■ **Exercise data**:

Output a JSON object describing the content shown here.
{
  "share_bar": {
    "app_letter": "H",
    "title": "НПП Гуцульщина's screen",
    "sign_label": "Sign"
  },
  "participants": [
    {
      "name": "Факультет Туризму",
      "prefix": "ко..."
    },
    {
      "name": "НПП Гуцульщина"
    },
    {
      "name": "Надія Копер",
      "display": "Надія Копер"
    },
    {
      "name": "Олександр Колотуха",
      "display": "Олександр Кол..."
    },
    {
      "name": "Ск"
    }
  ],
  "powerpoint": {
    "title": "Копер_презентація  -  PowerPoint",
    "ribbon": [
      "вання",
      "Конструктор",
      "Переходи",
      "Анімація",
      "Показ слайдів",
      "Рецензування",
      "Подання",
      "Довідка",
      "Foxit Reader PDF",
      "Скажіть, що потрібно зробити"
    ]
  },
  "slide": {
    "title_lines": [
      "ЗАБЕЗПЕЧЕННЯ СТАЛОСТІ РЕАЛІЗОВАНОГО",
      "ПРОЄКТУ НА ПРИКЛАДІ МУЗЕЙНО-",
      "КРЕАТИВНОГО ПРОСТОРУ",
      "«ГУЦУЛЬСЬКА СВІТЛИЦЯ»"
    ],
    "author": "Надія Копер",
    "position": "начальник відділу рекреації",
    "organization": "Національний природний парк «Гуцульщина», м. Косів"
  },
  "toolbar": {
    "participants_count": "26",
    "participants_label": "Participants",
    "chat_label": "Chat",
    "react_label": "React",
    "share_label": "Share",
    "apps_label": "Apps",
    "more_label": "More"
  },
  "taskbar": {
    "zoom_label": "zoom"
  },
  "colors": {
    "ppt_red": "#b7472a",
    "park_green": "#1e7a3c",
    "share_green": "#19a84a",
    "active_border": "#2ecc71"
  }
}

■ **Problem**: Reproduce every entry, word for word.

■ **Answer to this task**:
Output a JSON object describing the content shown here.
{
  "share_bar": {
    "app_letter": "H",
    "title": "НПП Гуцульщина's screen",
    "sign_label": "Sign"
  },
  "participants": [
    {
      "name": "Факультет Туризму",
      "prefix": "ко..."
    },
    {
      "name": "НПП Гуцульщина"
    },
    {
      "name": "Надія Копер",
      "display": "Надія Копер"
    },
    {
      "name": "Олександр Колотуха",
      "display": "Олександр Кол..."
    },
    {
      "name": "Ск"
    }
  ],
  "powerpoint": {
    "title": "Копер_презентація  -  PowerPoint",
    "ribbon": [
      "вання",
      "Конструктор",
      "Переходи",
      "Анімація",
      "Показ слайдів",
      "Рецензування",
      "Подання",
      "Довідка",
      "Foxit Reader PDF",
      "Скажіть, що потрібно зробити"
    ]
  },
  "slide": {
    "title_lines": [
      "ЗАБЕЗПЕЧЕННЯ СТАЛОСТІ РЕАЛІЗОВАНОГО",
      "ПРОЄКТУ НА ПРИКЛАДІ МУЗЕЙНО-",
      "КРЕАТИВНОГО ПРОСТОРУ",
      "«ГУЦУЛЬСЬКА СВІТЛИЦЯ»"
    ],
    "author": "Надія Копер",
    "position": "начальник відділу рекреації",
    "organization": "Національний природний парк «Гуцульщина», м. Косів"
  },
  "toolbar": {
    "participants_count": "26",
    "participants_label": "Participants",
    "chat_label": "Chat",
    "react_label": "React",
    "share_label": "Share",
    "apps_label": "Apps",
    "more_label": "More"
  },
  "taskbar": {
    "zoom_label": "zoom"
  },
  "colors": {
    "ppt_red": "#b7472a",
    "park_green": "#1e7a3c",
    "share_green": "#19a84a",
    "active_border": "#2ecc71"
  }
}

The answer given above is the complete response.